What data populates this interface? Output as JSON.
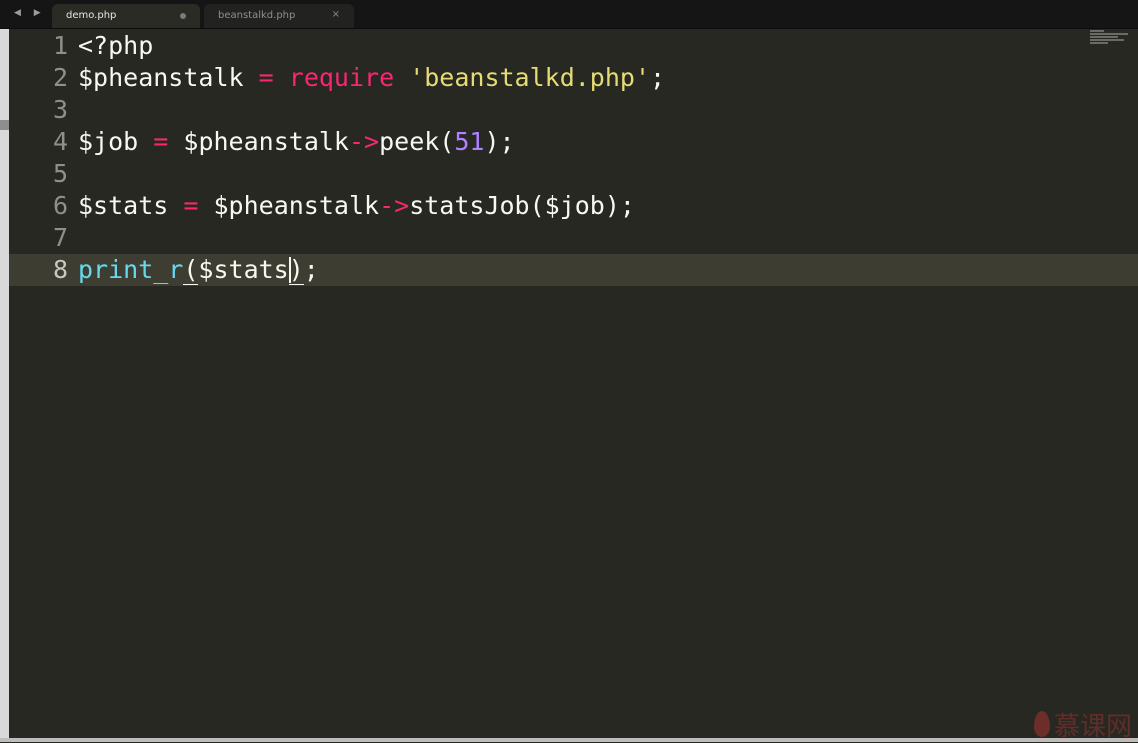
{
  "tabs": [
    {
      "label": "demo.php",
      "active": true,
      "modified": true
    },
    {
      "label": "beanstalkd.php",
      "active": false,
      "close_icon": "×"
    }
  ],
  "nav_arrows": "◀ ▶",
  "line_numbers": [
    "1",
    "2",
    "3",
    "4",
    "5",
    "6",
    "7",
    "8"
  ],
  "code": {
    "line1": {
      "open_tag": "<?php"
    },
    "line2": {
      "var": "$pheanstalk",
      "eq": "=",
      "kw": "require",
      "str": "'beanstalkd.php'",
      "end": ";"
    },
    "line4": {
      "var": "$job",
      "eq": "=",
      "obj": "$pheanstalk",
      "arrow": "->",
      "method": "peek(",
      "num": "51",
      "end": ");"
    },
    "line6": {
      "var": "$stats",
      "eq": "=",
      "obj": "$pheanstalk",
      "arrow": "->",
      "method": "statsJob($job);"
    },
    "line8": {
      "fn": "print_r",
      "open": "(",
      "arg": "$stats",
      "close": ")",
      "end": ";"
    }
  },
  "current_line": 8,
  "watermark": {
    "text": "慕课网",
    "icon": "flame-icon"
  },
  "colors": {
    "background": "#272822",
    "keyword": "#f92672",
    "string": "#e6db74",
    "number": "#ae81ff",
    "function": "#66d9ef"
  }
}
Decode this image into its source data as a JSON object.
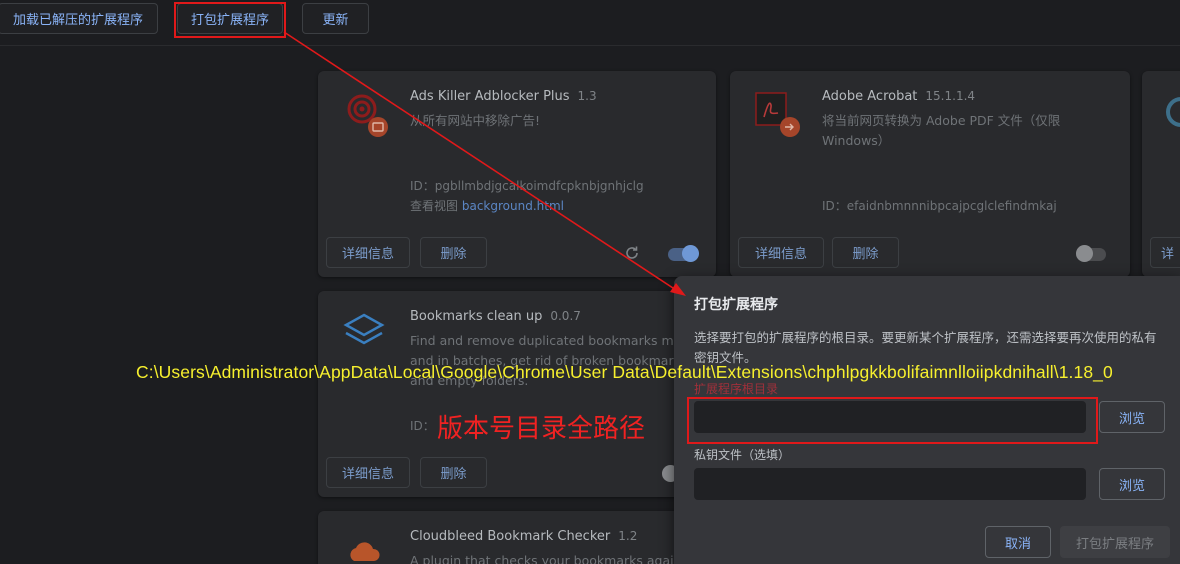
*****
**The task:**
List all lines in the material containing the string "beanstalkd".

**Final answer:**
      "label": "beanstalkd.php",
      "str": "'beanstalkd.php'",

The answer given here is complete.